Interface dataset entries:
-------------------------
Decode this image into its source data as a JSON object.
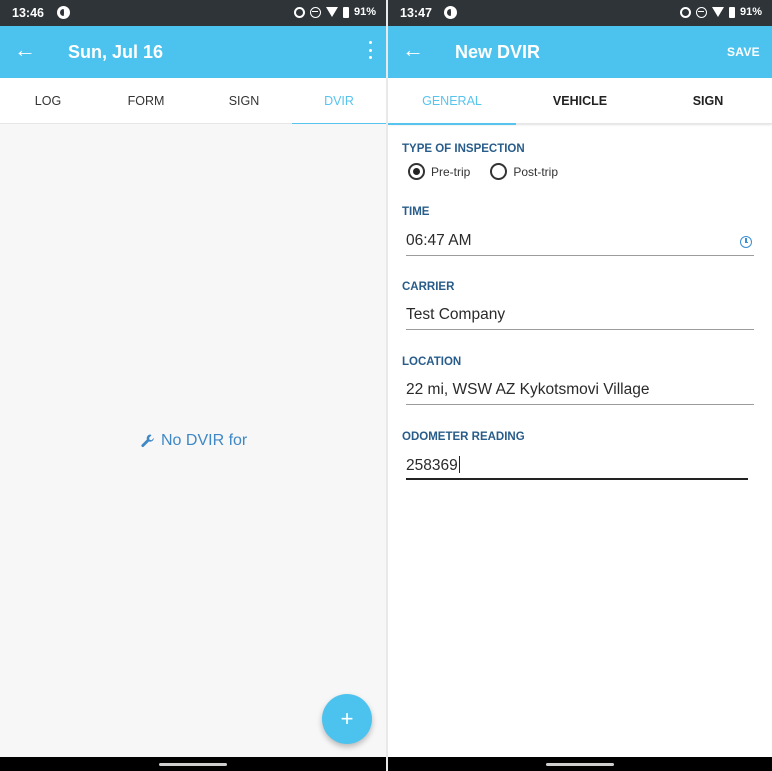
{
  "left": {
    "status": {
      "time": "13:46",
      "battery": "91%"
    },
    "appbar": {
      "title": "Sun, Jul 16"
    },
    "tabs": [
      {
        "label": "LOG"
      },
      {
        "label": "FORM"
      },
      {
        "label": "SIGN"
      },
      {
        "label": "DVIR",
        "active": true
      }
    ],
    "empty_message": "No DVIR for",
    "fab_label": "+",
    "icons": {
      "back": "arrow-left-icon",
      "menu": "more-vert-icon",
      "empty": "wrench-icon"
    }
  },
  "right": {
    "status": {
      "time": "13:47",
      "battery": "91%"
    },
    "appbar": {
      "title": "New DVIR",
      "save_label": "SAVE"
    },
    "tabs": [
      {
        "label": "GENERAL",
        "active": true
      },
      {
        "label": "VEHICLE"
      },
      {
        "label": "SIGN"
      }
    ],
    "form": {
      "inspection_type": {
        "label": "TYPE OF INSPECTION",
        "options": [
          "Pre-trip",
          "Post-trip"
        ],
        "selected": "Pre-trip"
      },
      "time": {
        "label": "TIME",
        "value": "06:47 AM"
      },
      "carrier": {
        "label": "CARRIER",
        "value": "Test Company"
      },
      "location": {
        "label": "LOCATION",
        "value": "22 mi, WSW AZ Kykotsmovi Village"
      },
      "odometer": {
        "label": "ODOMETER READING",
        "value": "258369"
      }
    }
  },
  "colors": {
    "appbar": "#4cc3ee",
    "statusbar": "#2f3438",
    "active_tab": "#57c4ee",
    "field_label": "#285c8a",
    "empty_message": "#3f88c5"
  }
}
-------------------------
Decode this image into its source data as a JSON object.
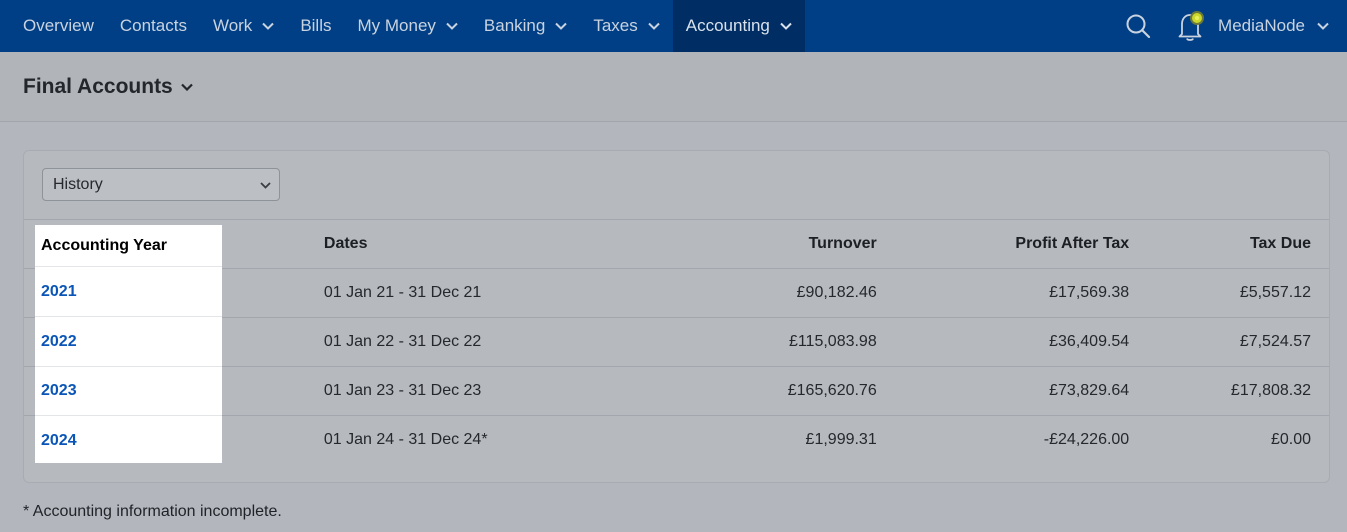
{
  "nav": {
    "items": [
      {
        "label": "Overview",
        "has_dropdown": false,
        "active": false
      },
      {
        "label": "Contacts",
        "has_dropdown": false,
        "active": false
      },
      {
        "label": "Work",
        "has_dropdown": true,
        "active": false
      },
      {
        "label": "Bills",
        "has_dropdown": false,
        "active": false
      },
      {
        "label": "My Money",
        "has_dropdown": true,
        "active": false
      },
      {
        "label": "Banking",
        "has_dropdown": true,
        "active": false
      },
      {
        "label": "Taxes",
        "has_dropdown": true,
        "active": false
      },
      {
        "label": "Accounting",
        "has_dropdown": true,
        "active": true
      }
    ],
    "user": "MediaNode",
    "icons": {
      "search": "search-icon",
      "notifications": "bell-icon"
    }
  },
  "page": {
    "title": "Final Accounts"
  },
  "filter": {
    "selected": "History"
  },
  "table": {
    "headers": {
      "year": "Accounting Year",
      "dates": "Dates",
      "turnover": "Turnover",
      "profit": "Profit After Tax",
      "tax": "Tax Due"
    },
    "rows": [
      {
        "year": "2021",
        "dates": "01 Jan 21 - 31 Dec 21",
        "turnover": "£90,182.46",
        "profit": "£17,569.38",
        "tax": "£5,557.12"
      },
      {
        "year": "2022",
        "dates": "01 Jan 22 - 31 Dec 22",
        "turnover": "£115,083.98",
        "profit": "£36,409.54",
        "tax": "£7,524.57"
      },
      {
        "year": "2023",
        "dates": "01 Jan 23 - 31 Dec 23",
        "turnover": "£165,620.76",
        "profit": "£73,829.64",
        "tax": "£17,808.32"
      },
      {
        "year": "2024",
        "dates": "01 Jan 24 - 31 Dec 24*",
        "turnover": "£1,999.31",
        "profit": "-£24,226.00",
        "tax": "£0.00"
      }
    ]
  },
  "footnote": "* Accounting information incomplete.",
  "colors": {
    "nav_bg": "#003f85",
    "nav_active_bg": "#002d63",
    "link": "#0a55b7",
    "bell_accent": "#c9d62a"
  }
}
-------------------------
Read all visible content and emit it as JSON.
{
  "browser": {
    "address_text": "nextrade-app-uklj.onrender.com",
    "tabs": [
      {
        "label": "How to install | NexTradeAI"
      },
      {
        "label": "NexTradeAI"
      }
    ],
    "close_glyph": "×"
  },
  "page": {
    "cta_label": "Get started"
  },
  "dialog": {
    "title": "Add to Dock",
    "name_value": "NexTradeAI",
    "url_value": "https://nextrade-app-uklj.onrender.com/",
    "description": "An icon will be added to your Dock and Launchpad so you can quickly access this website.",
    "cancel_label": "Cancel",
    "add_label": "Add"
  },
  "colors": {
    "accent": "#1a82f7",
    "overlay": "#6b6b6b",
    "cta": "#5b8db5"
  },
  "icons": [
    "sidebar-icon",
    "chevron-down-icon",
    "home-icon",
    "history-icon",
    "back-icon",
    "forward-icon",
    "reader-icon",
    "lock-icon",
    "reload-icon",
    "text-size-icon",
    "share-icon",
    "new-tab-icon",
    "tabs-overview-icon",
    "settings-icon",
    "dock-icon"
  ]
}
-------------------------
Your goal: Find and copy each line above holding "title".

Solution:
      "title": "Sun, Jul 16"
      "title": "New DVIR",
    "title": "Final Accounts"
    "title": "Add to Dock",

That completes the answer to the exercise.